Southern Central Rail-Road
The Southern Central Railroad ran almost north-south from Fair Haven on Lake Ontario south to a connection with the Lehigh Valley Railroad. A principal reason for its construction--and the reason for the Lehigh Valley's initial interest, financial support along the way, and eventual takeover--was coal traffic from the anthracite fields in Pennsylvania to shipping on the Great Lakes.
Actually, the idea for such a line preceded the Southern Central by years, but successful creation of a new rail line took advantage of a realistic plan put forth by a group of level-headed and influencial community leaders, and an act of the New York State Legislature. The New York State General Bonding Act of 1869 provided a practical means for financing by allowing towns along the planned route to borrow money in an amount up to 20% of the towns total assessed value. Each town had to get approval for its plan from the Legislature.
The original plan outlined in the 1867 annual report was to build from Fair Haven in the north to Owego to the south, using a right-of-way owned and sold by the never-built Lake Ontario, Auburn and New York Railroad from the lake to Auburn, and the right of way of the Moravia Plank road south of Auburn. Once sufficient capital was raised, grading began in 1868 and was generally complete by the end of that year. Purchase of rails, freight and passenger rolling stock, and locomotives began the next year, with the final shipment of rail in January of 1870. The first through freight train to Auburn ran in March of 1870 and the first shipment of anthracite to Auburn took place in April.
Construction continued north from Auburn to the lake, and south from Owego to the Pennsylvania state line. The impracticality of a standard-gauge railroad interchanging with the wide-gauge Erie at Owego as planned originally must have become obvious. Instead, the Southern Central built south to Athens Pennsylvania to connect with the Pennsylvania and New York, subsidiary of the Lehigh Valley Railroad. This expension required funds in addition to what had been raised, so the railroad went to the Lehigh Valley for a $500,000 loan; the LVRR in turn received that amount in Southern Central stock as collateral, trackage rights for 5 years, and a seat on the Southern Central board of directors. By January 1871 the extension was complete, and through coal trains behind Lehigh Valley locomotives began running to Auburn. The full Athens to Fair Haven route was complete for trains to run in May 1872.
The junction between the Southern Central and the Lehigh Valley Railroad 2 miles north of Athens became Sayre, a major railroad town on the LVRR for a hundred years. The Southern Central interchanged with the Delaware, Lackawanna and Western at Owego; the New York Central at Auburn; the New York Central and eventually West Shore at Weedsport; and the Rome, Watertown and Oswego (NYC) at Sterling.
Passenger traffic in 1886 totalled 202,838, out of which 1,512 were through passengers and the balance local traffic. Freight traffic in that year totalled 495,000 tons, of which coal made up 71%, lumber 6%, and the balance other goods, largely agricultural and manufactured items.
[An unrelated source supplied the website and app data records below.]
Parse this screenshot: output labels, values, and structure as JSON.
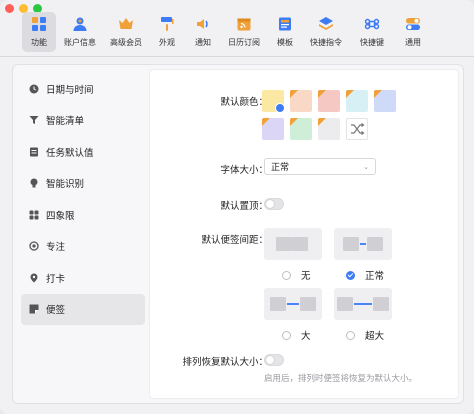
{
  "toolbar": {
    "items": [
      {
        "label": "功能",
        "icon": "functions-grid-icon",
        "color": "#3d7cf5",
        "active": true
      },
      {
        "label": "账户信息",
        "icon": "user-icon",
        "color": "#3d7cf5"
      },
      {
        "label": "高级会员",
        "icon": "crown-icon",
        "color": "#f0a13a"
      },
      {
        "label": "外观",
        "icon": "paint-roller-icon",
        "color": "#f0a13a"
      },
      {
        "label": "通知",
        "icon": "speaker-icon",
        "color": "#f0a13a"
      },
      {
        "label": "日历订阅",
        "icon": "calendar-feed-icon",
        "color": "#f0a13a"
      },
      {
        "label": "模板",
        "icon": "template-icon",
        "color": "#3d7cf5"
      },
      {
        "label": "快捷指令",
        "icon": "layers-icon",
        "color": "#3d7cf5"
      },
      {
        "label": "快捷键",
        "icon": "command-icon",
        "color": "#3d7cf5"
      },
      {
        "label": "通用",
        "icon": "toggle-icon",
        "color": "#3d7cf5"
      }
    ]
  },
  "sidebar": {
    "items": [
      {
        "label": "日期与时间",
        "icon": "clock-icon"
      },
      {
        "label": "智能清单",
        "icon": "filter-icon"
      },
      {
        "label": "任务默认值",
        "icon": "list-icon"
      },
      {
        "label": "智能识别",
        "icon": "bulb-icon"
      },
      {
        "label": "四象限",
        "icon": "quadrant-icon"
      },
      {
        "label": "专注",
        "icon": "focus-icon"
      },
      {
        "label": "打卡",
        "icon": "pin-icon"
      },
      {
        "label": "便签",
        "icon": "sticky-note-icon",
        "active": true
      }
    ]
  },
  "settings": {
    "default_color_label": "默认颜色：",
    "swatches": [
      {
        "color": "#fbe9a3",
        "corner": false,
        "selected": true
      },
      {
        "color": "#f9d9c6",
        "corner": true
      },
      {
        "color": "#f6c8c3",
        "corner": true
      },
      {
        "color": "#d7f0f6",
        "corner": true
      },
      {
        "color": "#cfdaf8",
        "corner": true
      },
      {
        "color": "#dcd6f6",
        "corner": true
      },
      {
        "color": "#cfeed7",
        "corner": true
      },
      {
        "color": "#ececee",
        "corner": true
      },
      {
        "color": "#ffffff",
        "corner": false,
        "shuffle": true
      }
    ],
    "font_size_label": "字体大小：",
    "font_size_value": "正常",
    "default_pin_label": "默认置顶：",
    "default_pin_on": false,
    "spacing_label": "默认便签间距：",
    "spacing_options": [
      {
        "label": "无",
        "selected": false
      },
      {
        "label": "正常",
        "selected": true
      },
      {
        "label": "大",
        "selected": false
      },
      {
        "label": "超大",
        "selected": false
      }
    ],
    "restore_size_label": "排列恢复默认大小：",
    "restore_size_on": false,
    "restore_size_hint": "启用后，排列时便签将恢复为默认大小。"
  }
}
As can be seen from the preceding data, the Southern Central hauled largely coal, which would be supplied to dealers and manufacturing facilities along the line as well as taken to large coal docks on Lake Ontario for export. Grain, lumber, and ore were imported at Fair Haven. Where the line crossed the Erie Canal at Weedsport, north of Auburn, docks allowed transfer of coal from train to canal boat.
3. Takeover by the Lehigh Valley
The absorption of the Southern Central by the larger railroad was probably inevitable when it occurred in 1887. In addition to the money the LVRR provided for construction south of Owego, they also provided financing for the building of rail facilities and rolling stock. By the time of the takeover by the Pennsylvania and New York in 1887, the SCRR owed the Lehigh Valley $900,000, largely in unpaid interest. Influence of the Lehigh Valley over the affairs increased steadily until that year; in 1888 the LV took over directly. The Southern Central name gradually disappears from the records, although it remained a separate corporation under Lehigh Valley control for several years more. It eventually became part of the Auburn branch of the Lehigh Valley Railroad.
4. Source of Information
More details on the history of this line, histories of the other portions of the Auburn Branch, and photos can be found in Herbert Trice's book "The Gangly Country Cousin; The Lehigh Valley's Auburn Division" published in 2004 by the DeWitt Historical Society of Thompkins Couty, Ithaca, NY, from which this history is written.